**Input records**
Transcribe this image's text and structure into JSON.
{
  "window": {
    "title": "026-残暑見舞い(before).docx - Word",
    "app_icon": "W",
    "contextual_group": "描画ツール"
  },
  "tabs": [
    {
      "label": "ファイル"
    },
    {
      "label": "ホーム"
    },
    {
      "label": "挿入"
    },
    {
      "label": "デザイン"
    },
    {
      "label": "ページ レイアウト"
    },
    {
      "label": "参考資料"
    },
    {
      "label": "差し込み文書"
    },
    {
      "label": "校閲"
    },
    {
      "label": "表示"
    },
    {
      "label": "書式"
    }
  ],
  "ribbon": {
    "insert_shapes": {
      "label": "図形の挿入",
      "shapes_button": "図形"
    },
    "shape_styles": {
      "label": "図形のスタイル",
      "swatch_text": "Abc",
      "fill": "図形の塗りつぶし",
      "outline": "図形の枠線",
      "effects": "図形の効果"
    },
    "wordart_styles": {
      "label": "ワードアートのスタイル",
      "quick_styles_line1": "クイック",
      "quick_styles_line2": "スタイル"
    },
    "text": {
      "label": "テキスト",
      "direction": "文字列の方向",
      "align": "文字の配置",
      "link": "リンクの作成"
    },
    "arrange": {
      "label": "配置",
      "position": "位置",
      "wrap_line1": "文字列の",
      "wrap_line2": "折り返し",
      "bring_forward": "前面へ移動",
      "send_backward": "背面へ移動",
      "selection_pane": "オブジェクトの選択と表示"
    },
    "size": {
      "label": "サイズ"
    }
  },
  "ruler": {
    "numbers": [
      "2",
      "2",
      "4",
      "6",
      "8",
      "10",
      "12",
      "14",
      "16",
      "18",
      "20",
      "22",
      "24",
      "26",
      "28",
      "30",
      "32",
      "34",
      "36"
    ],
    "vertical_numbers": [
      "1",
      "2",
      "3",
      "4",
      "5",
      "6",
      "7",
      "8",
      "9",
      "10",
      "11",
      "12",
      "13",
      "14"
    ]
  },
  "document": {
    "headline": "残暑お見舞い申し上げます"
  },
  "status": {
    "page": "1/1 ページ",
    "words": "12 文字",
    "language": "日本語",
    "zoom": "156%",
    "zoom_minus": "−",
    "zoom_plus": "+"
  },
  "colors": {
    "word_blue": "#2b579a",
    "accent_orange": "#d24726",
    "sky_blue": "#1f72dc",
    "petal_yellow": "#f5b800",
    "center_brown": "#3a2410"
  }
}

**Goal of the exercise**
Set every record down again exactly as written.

**Solution to this exercise**
Transcribe this image's text and structure into JSON.
{
  "window": {
    "title": "026-残暑見舞い(before).docx - Word",
    "app_icon": "W",
    "contextual_group": "描画ツール"
  },
  "tabs": [
    {
      "label": "ファイル"
    },
    {
      "label": "ホーム"
    },
    {
      "label": "挿入"
    },
    {
      "label": "デザイン"
    },
    {
      "label": "ページ レイアウト"
    },
    {
      "label": "参考資料"
    },
    {
      "label": "差し込み文書"
    },
    {
      "label": "校閲"
    },
    {
      "label": "表示"
    },
    {
      "label": "書式"
    }
  ],
  "ribbon": {
    "insert_shapes": {
      "label": "図形の挿入",
      "shapes_button": "図形"
    },
    "shape_styles": {
      "label": "図形のスタイル",
      "swatch_text": "Abc",
      "fill": "図形の塗りつぶし",
      "outline": "図形の枠線",
      "effects": "図形の効果"
    },
    "wordart_styles": {
      "label": "ワードアートのスタイル",
      "quick_styles_line1": "クイック",
      "quick_styles_line2": "スタイル"
    },
    "text": {
      "label": "テキスト",
      "direction": "文字列の方向",
      "align": "文字の配置",
      "link": "リンクの作成"
    },
    "arrange": {
      "label": "配置",
      "position": "位置",
      "wrap_line1": "文字列の",
      "wrap_line2": "折り返し",
      "bring_forward": "前面へ移動",
      "send_backward": "背面へ移動",
      "selection_pane": "オブジェクトの選択と表示"
    },
    "size": {
      "label": "サイズ"
    }
  },
  "ruler": {
    "numbers": [
      "2",
      "2",
      "4",
      "6",
      "8",
      "10",
      "12",
      "14",
      "16",
      "18",
      "20",
      "22",
      "24",
      "26",
      "28",
      "30",
      "32",
      "34",
      "36"
    ],
    "vertical_numbers": [
      "1",
      "2",
      "3",
      "4",
      "5",
      "6",
      "7",
      "8",
      "9",
      "10",
      "11",
      "12",
      "13",
      "14"
    ]
  },
  "document": {
    "headline": "残暑お見舞い申し上げます"
  },
  "status": {
    "page": "1/1 ページ",
    "words": "12 文字",
    "language": "日本語",
    "zoom": "156%",
    "zoom_minus": "−",
    "zoom_plus": "+"
  },
  "colors": {
    "word_blue": "#2b579a",
    "accent_orange": "#d24726",
    "sky_blue": "#1f72dc",
    "petal_yellow": "#f5b800",
    "center_brown": "#3a2410"
  }
}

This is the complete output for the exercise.